Judge says refuge’s value ‘undisputed’

DENVER – Residents in the San Luis Valley and conservation groups lauded a U.S. District Court decision on September 3 to block oil and gas drilling in the Baca National Wildlife Refuge.
U.S. District Court Judge Walker Miller on Thursday issued a preliminary injunction against Lexam Explorations, a Canadian mining company, barring it from drilling and activities related to oil and gas exploration on the 79,000-acre refuge in southwest Colorado. Walker wrote in his decision that “it is undisputed that the Refuge contains unique resources, including sensitive wetlands, habitat for a variety of wildlife and fish, aquifers that play an important role in the wetlands and in providing water for the community, clean air, and a large expanse of undeveloped land with a significant ‘sense of place’ and quiet.”
“When the Baca National Wildlife Refuge was establishedin 2000, the intent was to protect the water, wildlife and land within the area,” said Travis Stills, an attorney who represented the plaintiffs. “Drilling activities posed a huge threat to the refuge and the underlying aquifers. Judge Miller’s decision brings us one step closer to full protection of this pristine area and its resources.”
The federal government purchased the refuge in 2000 for the purpose of protecting its “unique hydrological, biological, educational and recreational values.” However, Lexam owned mineral rights within the refuge and in 2006 proposed drilling for natural gas there.
Department of Interior officials in the Bush administration approved the plan, determining that drilling and gas exploration would have no significant impact on the refuge or groundwater, and that a full environmental impact analysis was not necessary. Records obtained under the Freedom of Information Act later showed that industry officials helped draft parts of the government’s analysis.

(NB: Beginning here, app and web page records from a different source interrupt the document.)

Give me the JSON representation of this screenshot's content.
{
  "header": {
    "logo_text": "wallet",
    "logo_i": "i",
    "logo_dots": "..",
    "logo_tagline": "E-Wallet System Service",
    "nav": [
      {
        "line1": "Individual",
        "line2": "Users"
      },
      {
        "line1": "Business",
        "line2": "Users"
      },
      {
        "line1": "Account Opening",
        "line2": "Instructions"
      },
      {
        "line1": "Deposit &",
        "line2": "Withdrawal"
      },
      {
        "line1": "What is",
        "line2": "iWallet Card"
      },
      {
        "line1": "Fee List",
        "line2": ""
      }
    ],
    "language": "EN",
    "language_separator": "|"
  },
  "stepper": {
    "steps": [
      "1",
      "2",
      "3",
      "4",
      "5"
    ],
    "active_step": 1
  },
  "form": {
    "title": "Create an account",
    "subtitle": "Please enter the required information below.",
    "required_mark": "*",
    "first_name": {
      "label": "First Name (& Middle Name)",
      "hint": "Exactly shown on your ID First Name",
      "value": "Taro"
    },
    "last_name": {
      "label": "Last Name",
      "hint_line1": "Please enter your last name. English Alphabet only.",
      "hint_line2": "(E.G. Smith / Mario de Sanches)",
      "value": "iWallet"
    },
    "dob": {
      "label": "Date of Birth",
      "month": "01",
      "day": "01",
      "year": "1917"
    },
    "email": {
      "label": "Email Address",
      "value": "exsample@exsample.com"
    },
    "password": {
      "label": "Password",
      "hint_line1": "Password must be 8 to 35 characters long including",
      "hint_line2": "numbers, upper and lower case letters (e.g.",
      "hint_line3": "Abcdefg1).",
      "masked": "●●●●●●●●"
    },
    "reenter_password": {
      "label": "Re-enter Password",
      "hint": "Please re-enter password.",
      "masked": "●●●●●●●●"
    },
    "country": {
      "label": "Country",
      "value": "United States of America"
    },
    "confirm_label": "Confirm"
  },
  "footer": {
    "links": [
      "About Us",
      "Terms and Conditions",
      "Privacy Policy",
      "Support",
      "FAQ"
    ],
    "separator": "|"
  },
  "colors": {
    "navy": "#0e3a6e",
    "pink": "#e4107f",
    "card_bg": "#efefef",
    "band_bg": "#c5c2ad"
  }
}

The San Luis Valley Ecosystem Council and Energy Minerals Law Center, along with the San Luis Valley Water Protection Coalition, challenged the U.S. Fish and Wildlife Service decision in 2007.
In granting the preliminary injunction, Judge Miller affirmed the plaintiffs’ claims that Lexam’s drilling proposal threatens “irreparable harm” to the refuge and underlying aquifers. He said that the proposal submitted by Lexam and approved by USFWS did not present sufficient safeguards, and he questioned “whether the agency really evaluated the efficacy of many of the proposed safeguards.” Miller also expressed concern about the potential impact of chemicals used in drilling and about clean-up and mitigation efforts.
The refuge contains more than 15,000 acres of irrigated wetlands and another 10,000 acres of natural wetlands and playas, considered among the most concentrated, pristine and biologically diverse wetlands in the southwestern United States. The refuge also is an important recharge area for San Luis Valley’s Closed Basin groundwater aquifer system.  Lexam was proposing to locate its test wells in the midst of these sensitive wetlands and potential groundwater recharge areas.
In his order, Judge Miller said the agency’s decision failed to include any meaningful analysis of what chemicals and other materials might be used during drilling, “what hazards they might pose, and on what basis the agency has concluded that these will not have significant effect on the delicate resources of the Refuge, including the aquifers.”
“This decision is a victory for those of us who live and work in the San Luis Valley and who have fought to protect the refuge and its special sense of place,” said Christine Canaly of the San Luis Valley Ecosystem Council. A diverse group of San Luis Valley residents, including ranchers, farmers, teachers, artists, business owners, faith leaders and scientists, united to oppose the drilling proposal. The Crestone/Baca community sits adjacent to the Baca NWR and less than a mile from the proposed drilling sites. It was featured in a US News & World Report story on “sacred places.”
Jillian Klarl, a Crestone real estate broker, said that Judge Miller’s decision will help to secure the quality of life in the San Luis Valley. “The economic value of this area is dependent on the protection of sensitive places like the Baca Refuge,” said Klarl. “Our quality of life depends on clean water, clean air and the recreational opportunities that surround our communities. Drilling is not compatible with those qualities.”
Based on the evidence presented, Judge Miller said that the San Luis Valley Ecosystem Council is “likely to prevail on the merits” and labeled the decision to approve the drilling “arbitrary and capricious.”
The preliminary injunction will be in place until the lawsuit has a ruling.